After having been videotaped kicking and stomping a prone man offering no resistance—whose only crime was claiming to be from Mexico—Seattle’s black-shirted “Anti-Crime Team” seems to have learned little from the episode. Rather than learn to control their racial profiling impulses, they merely retrench and nurse grievances, ready to erupt at any time. It’s the same story; they have this need to “prove” that their victims (even the completely innocent ones) really are the “bad” guys. So what do they do? They hide in the bushes, scope out the scene, select a suitable target, and “investigate.”
Recently I spent a morning doing some work in the UW library, after which I bought a cup of coffee and a magazine at a newsstand and proceeded to walk to a bus stop. While I was walking down University Way, a couple of black-shirts appeared out of nowhere, probably hiding out somewhere until they spotted a suitable “suspect”—like a “Mexican.” They were riding their bicycles very slowly and gave me “the eye” with “knowing” smirks. I am quite familiar with the “look.” Police always claim to be ‘innocent,” but they are not; they attempt to initiate confrontations with people who have otherwise done nothing wrong because they operate stereotypical assumptions rather than facts. Initiating confrontations is the usual method police use when they want to harass someone who isn’t driving a car, when they can usually concoct some rationale like “You didn’t turn on your turn signal quick enough.” Police are not permitted to demand ID for no reason, and they need to be more “creative” with someone is just walking down a sidewalk. They can’t help themselves; they congenitally make too many assumptions based on their prejudices and ignorance. Their “training” clearly involves racial profiling, because they seem incapable of distinguishing the few criminals from the law-abiding if they are the wrong color or “ethnicity.” Apparently walking down the sidewalk with a laptop case slung around the shoulder, with a bag with a Harper’s Magazine in one hand and a coffee cup is obviously the latest sneaky prop for the Mexican drug running terrorist.
After the black-shirts drove by me, I caught-up to them at the next street corner. The black-shirt in front took to staring at me again with that “knowing” smug look.
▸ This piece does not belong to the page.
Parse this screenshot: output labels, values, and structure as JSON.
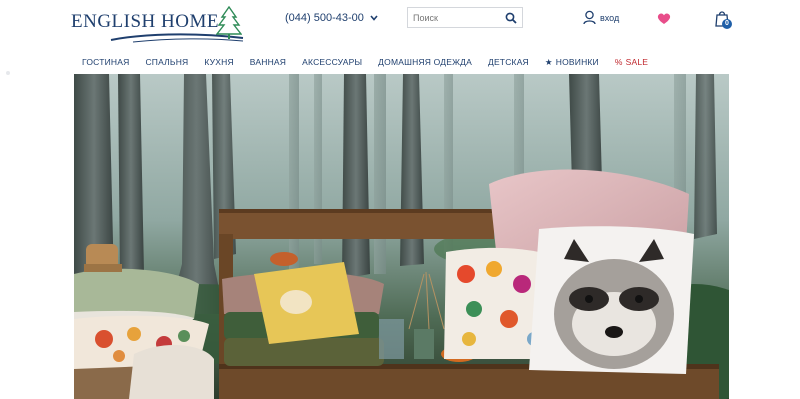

I responded by mentioning that I had once heard a cop joke to some white gun-nut that they only picked on short people because it was “safer” (I was sitting on a bus behind a white guy and two Seattle police officers who were discussing an incident in the Metro bus tunnel whereas a teenage girl assaulted another, right in front of security guards. The man seemed concerned about his safety, but the cops assured him that he was an unlikely target because his burly size. The officers also joked how they themselves preferred to target short people, because it was “safer.” The man discussed their weaponry, impressed by the lethality of the Glock 40, and waxed gleeful on other weaponry like 9 mm pistols. I then blurted out that this is the guy people should be afraid of, a view which garnered a few murmurs of approval, which succeeded in ending the conversation between cops and paranoid gun nut). The black-shirt said nothing, but continued to stare at me, and I took to staring back at him until he finally decided to look away. I didn’t say anything else, because I didn’t want to be arrested on a “contempt of cop” charge, which the Seattle Post-Intelligencer once reported was an unusually frequent device that police use when they really want to detain someone whose only crime is that he is a “suspicious” character, a judgment based solely on an officer’s prejudices.
Seattle’s black-shirts were also implicated in the near-fatal beating of a homeless man in 2003, and they have become notorious as the frequent subject of many police abuse complaints; who knows what other crimes they have committed when no one was looking. Crime is a fact of life, but why does ACT always seem to spend most of its time harassing innocent people?